### What you have to do
Return all lines in the data where the string "price" can be found.

[Dataset rows describing interfaces]
______
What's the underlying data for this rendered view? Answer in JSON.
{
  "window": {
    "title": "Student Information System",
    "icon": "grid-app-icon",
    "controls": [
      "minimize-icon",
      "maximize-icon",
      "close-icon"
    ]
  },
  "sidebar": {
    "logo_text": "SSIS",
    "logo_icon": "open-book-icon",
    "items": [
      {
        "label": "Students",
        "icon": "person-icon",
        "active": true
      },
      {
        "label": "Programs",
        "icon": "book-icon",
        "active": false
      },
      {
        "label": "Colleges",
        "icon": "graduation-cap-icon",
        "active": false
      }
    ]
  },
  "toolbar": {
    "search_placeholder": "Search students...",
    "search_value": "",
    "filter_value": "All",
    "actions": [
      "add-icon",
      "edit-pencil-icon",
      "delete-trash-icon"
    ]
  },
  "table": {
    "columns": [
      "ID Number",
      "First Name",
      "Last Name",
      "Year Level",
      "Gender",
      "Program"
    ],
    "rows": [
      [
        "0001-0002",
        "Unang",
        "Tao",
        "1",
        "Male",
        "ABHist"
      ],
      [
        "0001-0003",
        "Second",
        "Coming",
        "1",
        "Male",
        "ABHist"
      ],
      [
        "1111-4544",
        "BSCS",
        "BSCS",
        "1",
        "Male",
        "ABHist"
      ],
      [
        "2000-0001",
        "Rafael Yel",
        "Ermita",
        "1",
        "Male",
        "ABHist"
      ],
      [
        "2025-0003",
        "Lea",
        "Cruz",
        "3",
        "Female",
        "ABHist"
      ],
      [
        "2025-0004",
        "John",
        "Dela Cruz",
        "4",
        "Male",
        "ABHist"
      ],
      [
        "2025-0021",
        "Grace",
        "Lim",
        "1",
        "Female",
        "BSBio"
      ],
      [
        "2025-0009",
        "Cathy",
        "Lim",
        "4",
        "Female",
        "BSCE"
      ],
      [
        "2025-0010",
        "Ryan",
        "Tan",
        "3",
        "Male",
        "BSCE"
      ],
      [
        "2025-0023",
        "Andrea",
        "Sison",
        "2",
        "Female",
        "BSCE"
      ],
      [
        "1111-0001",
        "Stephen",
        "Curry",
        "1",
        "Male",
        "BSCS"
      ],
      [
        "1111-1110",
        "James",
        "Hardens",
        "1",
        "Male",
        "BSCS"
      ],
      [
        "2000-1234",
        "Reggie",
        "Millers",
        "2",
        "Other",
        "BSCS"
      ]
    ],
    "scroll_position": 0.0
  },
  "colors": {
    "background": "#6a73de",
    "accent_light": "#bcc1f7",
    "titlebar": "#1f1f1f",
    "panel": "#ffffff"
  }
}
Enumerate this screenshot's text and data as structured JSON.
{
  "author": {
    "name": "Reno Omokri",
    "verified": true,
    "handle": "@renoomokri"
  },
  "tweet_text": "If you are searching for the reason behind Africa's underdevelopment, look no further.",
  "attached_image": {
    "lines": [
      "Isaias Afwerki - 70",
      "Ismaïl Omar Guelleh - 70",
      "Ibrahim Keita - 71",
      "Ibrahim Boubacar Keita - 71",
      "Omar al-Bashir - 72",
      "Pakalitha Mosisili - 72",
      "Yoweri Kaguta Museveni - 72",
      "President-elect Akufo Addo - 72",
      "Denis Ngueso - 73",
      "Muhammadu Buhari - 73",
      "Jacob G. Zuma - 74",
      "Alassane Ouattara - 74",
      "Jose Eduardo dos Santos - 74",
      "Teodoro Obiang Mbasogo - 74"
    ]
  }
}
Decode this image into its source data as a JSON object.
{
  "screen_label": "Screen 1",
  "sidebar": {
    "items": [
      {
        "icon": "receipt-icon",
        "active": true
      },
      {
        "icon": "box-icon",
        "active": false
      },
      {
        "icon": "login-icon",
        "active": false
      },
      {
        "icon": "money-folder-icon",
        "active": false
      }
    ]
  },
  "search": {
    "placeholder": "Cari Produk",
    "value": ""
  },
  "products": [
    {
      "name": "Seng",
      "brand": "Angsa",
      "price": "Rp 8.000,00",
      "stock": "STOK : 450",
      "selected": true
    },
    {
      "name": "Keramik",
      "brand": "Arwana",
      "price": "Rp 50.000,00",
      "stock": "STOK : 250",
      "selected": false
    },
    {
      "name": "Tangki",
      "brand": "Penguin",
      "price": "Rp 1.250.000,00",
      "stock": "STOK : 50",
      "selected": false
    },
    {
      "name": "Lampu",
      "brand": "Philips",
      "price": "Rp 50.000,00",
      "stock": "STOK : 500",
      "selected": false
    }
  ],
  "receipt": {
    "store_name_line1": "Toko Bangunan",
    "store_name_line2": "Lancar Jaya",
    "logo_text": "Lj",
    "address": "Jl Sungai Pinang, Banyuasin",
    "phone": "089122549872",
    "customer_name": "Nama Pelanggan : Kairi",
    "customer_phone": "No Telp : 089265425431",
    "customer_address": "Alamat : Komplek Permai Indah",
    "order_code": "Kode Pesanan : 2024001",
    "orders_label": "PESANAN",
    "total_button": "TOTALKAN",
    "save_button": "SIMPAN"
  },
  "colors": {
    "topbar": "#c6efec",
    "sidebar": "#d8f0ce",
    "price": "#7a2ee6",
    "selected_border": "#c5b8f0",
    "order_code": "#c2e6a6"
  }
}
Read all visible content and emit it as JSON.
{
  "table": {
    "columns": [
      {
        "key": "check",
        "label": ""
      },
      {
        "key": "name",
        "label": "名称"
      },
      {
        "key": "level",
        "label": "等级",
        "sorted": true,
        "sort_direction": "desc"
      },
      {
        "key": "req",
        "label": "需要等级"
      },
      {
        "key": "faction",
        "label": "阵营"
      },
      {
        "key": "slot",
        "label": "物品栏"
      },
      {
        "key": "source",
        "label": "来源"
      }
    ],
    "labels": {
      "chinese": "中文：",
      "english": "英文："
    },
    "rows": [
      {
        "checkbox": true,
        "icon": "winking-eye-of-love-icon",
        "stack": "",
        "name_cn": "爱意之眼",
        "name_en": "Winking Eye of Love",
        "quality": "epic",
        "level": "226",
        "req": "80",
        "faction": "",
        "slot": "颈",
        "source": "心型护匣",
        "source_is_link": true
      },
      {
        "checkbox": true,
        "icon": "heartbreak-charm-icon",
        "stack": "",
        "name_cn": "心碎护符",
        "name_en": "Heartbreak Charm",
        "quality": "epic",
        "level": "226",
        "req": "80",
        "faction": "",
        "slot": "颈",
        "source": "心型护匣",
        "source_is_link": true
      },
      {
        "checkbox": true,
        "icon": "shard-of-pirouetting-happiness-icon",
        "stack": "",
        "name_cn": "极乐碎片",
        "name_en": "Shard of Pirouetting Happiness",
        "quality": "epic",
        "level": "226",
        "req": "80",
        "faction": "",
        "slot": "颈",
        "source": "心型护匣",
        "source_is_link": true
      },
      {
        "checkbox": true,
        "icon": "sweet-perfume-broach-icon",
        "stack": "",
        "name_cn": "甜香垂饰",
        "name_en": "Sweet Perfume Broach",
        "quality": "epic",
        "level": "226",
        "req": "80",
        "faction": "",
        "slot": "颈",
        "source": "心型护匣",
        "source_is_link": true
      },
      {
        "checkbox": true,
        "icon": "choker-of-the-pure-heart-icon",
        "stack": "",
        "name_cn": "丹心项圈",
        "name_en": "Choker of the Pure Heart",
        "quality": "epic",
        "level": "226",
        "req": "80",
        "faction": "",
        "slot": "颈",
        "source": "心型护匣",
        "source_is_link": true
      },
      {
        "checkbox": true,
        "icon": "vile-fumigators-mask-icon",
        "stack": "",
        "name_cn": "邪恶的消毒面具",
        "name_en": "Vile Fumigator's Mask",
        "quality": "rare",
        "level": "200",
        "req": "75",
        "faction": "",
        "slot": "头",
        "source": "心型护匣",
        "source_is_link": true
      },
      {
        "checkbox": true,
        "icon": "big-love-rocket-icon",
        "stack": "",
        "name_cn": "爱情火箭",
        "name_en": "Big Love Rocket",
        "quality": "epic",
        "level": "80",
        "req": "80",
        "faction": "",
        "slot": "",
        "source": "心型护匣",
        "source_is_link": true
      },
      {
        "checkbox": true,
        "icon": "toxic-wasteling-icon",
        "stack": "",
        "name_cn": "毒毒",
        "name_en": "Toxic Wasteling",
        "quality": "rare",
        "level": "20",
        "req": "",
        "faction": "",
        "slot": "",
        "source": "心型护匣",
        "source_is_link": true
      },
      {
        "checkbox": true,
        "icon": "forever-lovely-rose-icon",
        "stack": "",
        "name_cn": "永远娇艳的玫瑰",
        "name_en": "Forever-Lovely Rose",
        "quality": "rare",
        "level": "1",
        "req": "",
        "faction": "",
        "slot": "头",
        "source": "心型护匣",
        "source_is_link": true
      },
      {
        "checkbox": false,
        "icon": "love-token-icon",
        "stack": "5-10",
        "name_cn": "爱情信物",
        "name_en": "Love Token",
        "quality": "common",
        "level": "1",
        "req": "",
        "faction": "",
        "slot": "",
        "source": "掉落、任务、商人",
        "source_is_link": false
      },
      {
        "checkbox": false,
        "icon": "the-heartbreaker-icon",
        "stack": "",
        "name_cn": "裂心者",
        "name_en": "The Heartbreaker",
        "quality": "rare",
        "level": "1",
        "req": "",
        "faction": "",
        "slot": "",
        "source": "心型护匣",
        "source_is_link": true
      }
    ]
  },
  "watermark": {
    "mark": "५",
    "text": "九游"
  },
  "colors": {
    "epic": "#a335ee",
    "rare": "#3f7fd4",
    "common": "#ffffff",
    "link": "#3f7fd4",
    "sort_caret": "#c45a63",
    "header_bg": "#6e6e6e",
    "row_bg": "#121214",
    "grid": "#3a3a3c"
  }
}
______
### Result for this exercise
      "price": "Rp 8.000,00",
      "price": "Rp 50.000,00",
      "price": "Rp 1.250.000,00",
      "price": "Rp 50.000,00",
    "price": "#7a2ee6",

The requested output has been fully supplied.